On September 10, 2018, Essendant’s board announced that it accepted Sycamore’s final offer for an all-cash merger at $12.80 a share. Although Essendant’s financial advisor had valued GPC’s offer at $13.30 to $23.90 per share, including synergies of $8.35 to $11.25 per share, it opined that Sycamore’s offer of $12.80 per share was fair to Essendant’s stockholders. Essendant terminated its merger agreement with GPC, paid a termination fee to GPC and approved the transaction with Sycamore.
In this action, plaintiffs alleged that Essendant failed to obtain the highest value reasonably available for stockholders by choosing the Sycamore transaction and brought claims for breach of fiduciary duty against Essendant’s board and CEO and Sycamore, as well as aiding and abetting claims against Sycamore. Given Essendant’s exculpatory charter provision, plaintiffs had to invoke loyalty and bad faith claims against the Essendant directors in order to survive the director defendants’ motion to dismiss. Plaintiffs attempted to show that the Essendant board breached its duty of loyalty by alleging that Sycamore was a controlling stockholder who dominated and controlled the Essendant board and that a majority of the members of Essendant’s board otherwise had conflicts of interest.
The Court rejected the plaintiffs’ allegation that Sycamore was a controlling stockholder because Sycamore only owned 11.16% of Essendant, did not have any other indicators of control, such as director nomination, removal or blocking rights, or commercial or other relationships with Essendant or its directors and two other entities held larger voting blocks in Essendant than Sycamore. Next, the Court found that the plaintiffs failed to plead facts with respect to each director that would allow the Court to determine on a director-by-director basis whether a majority of the board was interested or lacked independence. The Court rejected plaintiffs’ claims that the Essendant board was significantly influenced by Sycamore, or that the board chose a cash deal over a stock deal due to conflicts of interest.
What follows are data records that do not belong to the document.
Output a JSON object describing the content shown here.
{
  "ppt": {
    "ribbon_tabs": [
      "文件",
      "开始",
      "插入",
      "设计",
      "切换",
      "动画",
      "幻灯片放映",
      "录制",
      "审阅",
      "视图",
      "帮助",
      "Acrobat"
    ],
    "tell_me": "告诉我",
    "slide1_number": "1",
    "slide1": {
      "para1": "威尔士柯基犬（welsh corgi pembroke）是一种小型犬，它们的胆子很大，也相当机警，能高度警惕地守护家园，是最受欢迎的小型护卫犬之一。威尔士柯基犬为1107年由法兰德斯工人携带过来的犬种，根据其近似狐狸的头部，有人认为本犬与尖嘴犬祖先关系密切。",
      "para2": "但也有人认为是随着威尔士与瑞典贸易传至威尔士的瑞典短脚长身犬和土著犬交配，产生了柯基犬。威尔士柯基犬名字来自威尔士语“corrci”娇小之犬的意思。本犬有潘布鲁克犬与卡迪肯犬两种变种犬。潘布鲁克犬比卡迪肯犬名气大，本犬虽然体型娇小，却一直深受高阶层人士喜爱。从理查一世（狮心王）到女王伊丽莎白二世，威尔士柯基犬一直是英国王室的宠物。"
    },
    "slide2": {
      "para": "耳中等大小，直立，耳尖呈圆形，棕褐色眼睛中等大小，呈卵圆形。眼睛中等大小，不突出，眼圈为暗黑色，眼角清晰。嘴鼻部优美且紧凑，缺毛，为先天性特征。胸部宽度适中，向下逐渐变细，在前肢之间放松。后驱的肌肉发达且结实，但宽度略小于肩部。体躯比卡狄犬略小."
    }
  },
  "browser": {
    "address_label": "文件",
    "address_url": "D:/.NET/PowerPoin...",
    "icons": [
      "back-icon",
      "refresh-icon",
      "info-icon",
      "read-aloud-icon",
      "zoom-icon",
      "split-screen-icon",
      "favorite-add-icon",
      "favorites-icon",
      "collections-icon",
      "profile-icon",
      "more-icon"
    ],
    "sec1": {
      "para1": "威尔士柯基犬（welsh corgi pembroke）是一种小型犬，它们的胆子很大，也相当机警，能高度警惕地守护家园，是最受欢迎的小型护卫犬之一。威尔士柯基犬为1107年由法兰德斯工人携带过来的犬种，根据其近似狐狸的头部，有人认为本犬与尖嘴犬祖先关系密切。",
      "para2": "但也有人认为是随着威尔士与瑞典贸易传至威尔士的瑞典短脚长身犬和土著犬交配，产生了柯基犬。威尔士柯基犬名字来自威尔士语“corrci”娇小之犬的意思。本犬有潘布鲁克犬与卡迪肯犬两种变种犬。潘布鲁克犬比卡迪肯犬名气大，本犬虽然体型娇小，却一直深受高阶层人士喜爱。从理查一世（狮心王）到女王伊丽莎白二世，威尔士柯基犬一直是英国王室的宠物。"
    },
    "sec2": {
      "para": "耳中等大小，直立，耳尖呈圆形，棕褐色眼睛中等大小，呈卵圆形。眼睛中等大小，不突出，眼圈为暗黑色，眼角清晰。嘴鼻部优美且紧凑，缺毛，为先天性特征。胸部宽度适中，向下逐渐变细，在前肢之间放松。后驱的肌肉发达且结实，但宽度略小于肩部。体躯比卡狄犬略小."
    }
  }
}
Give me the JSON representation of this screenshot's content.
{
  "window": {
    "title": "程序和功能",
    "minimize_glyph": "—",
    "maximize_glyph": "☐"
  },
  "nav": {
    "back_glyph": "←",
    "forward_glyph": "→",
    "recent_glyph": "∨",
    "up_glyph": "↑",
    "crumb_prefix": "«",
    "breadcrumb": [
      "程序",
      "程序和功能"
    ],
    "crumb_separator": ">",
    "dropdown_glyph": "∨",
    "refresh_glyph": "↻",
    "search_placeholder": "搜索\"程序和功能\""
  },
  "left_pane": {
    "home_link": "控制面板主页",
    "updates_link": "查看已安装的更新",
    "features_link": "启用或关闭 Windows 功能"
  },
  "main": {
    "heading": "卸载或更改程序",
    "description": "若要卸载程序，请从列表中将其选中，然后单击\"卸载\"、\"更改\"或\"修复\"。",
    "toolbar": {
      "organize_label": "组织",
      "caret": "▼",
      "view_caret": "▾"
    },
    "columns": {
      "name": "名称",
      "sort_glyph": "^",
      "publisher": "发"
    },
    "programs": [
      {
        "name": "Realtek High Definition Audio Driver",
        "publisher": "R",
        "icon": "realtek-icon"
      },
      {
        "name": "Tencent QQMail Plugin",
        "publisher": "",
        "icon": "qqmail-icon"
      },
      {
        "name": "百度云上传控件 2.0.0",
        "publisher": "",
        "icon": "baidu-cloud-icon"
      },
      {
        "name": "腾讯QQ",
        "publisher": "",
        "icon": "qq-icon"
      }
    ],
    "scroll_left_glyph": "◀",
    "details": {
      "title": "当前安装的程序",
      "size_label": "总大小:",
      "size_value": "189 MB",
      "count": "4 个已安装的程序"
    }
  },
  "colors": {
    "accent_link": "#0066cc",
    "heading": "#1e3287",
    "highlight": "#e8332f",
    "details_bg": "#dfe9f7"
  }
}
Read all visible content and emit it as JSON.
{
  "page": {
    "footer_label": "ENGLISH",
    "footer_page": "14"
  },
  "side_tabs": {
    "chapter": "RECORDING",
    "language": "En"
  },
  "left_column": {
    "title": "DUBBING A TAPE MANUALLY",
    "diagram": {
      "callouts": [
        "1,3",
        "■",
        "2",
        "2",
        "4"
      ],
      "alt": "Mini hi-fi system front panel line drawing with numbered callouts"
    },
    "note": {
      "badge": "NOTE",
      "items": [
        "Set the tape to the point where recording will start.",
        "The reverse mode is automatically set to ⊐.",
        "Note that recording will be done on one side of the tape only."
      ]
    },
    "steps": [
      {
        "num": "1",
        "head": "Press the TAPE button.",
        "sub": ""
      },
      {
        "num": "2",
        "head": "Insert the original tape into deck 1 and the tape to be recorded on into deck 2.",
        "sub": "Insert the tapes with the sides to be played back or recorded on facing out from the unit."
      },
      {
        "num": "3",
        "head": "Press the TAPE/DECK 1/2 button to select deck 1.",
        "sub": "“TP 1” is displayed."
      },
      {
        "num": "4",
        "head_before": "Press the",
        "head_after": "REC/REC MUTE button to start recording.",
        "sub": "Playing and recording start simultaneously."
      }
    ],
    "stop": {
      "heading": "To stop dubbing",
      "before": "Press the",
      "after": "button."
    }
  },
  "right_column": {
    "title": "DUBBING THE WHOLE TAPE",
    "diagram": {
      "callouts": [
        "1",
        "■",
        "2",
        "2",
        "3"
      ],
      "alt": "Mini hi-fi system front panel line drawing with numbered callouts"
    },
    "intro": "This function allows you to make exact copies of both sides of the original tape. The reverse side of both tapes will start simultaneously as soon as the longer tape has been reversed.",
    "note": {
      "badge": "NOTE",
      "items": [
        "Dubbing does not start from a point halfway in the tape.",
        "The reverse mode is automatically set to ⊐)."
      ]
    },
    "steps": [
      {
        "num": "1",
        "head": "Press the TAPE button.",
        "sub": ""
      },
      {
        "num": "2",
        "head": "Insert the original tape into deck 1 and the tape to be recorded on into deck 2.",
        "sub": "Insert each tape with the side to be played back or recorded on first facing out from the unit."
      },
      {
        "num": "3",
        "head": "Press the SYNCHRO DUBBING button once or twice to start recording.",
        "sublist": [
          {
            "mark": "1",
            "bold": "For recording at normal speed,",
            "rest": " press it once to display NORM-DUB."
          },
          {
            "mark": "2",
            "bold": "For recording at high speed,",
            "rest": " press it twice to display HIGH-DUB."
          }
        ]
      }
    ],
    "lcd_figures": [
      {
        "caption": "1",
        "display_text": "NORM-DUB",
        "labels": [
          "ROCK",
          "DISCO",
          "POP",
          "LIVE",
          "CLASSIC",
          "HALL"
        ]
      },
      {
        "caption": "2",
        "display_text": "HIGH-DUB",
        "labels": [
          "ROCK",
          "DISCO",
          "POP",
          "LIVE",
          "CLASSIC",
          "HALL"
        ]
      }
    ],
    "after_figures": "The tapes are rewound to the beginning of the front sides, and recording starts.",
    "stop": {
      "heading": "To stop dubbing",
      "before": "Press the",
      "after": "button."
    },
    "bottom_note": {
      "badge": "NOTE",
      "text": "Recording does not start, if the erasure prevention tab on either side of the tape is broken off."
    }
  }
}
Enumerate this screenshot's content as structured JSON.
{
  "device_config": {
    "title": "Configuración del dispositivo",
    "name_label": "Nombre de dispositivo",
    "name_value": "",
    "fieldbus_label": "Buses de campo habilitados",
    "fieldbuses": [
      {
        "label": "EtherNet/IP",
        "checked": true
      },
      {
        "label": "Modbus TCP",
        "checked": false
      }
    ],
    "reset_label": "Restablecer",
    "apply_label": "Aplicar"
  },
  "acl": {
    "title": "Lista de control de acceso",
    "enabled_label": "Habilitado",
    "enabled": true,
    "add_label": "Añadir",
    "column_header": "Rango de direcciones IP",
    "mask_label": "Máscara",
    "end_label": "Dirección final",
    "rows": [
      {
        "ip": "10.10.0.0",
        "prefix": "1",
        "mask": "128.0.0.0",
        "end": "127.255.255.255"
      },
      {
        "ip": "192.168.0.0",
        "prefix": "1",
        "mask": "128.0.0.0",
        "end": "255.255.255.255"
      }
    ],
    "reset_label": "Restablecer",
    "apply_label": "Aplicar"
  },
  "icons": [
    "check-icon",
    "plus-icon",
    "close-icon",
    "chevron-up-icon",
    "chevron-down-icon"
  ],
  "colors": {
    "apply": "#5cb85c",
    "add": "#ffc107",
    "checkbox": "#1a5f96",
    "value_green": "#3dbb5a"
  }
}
In so finding, the Court confirmed that Delaware law allows directors to consider whether, “under the circumstances,” cash is preferable to lower valued stock consideration when evaluating a proposal and that choosing cash consideration over other forms of consideration did not, in itself, create a conflict of interest for board members.
Further, plaintiffs alleged that the Essendant board acted in bad faith by breaching a non-solicitation covenant to pursue Sycamore’s proposal, and by failing to negotiate a standstill with Sycamore. The Court held that the plaintiffs’ pleadings did not support a claim that the Essendant Board acted in bad faith because the plaintiffs failed to show that the director’s decision to choose Sycamore’s offer over the GPC transaction “lacked any rationally conceivable basis associated with maximizing stockholder value.” Notably, the Court found that (1) Essendant board’s decision to breach its merger agreement with GPC did not support a non-exculpated breach of fiduciary duty claim because, even in an iron-clad contract, a board has the room for fiduciary discretion and may, at times, have a fiduciary duty to breach a contract, if the board determines that is what is in the best interests of the company and its stockholders, and (2) Essendant’s prompt use of a rights plan mitigated any bad faith claims related to the Essendant board failing to negotiate a standstill with Sycamore.